▶ **Your assignment**
Whenever a line below includes the word "kind", copy that line.

Page and application data records:
= = = = =

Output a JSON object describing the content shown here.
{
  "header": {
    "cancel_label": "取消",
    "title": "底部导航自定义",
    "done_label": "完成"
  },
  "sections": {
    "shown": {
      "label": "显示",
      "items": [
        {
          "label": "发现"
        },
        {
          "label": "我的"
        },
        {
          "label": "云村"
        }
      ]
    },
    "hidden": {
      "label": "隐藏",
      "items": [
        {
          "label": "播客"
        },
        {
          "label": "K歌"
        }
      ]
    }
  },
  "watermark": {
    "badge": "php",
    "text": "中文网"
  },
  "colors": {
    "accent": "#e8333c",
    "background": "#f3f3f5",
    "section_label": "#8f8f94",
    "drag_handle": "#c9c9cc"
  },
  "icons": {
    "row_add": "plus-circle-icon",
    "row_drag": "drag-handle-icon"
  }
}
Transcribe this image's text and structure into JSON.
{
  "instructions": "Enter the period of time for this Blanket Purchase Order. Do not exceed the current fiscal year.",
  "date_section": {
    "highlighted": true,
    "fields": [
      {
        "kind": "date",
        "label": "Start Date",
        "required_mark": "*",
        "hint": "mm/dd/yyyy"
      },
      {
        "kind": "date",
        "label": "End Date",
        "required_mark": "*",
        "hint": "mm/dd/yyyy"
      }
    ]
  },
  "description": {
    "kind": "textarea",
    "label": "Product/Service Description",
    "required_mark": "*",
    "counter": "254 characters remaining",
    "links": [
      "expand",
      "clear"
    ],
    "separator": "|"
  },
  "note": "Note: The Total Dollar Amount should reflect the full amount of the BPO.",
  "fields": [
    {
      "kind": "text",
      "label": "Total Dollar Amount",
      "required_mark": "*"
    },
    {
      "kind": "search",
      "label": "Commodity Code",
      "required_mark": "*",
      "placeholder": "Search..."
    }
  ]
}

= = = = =

▶ **Result for this task**
        "kind": "date",
        "kind": "date",
    "kind": "textarea",
      "kind": "text",
      "kind": "search",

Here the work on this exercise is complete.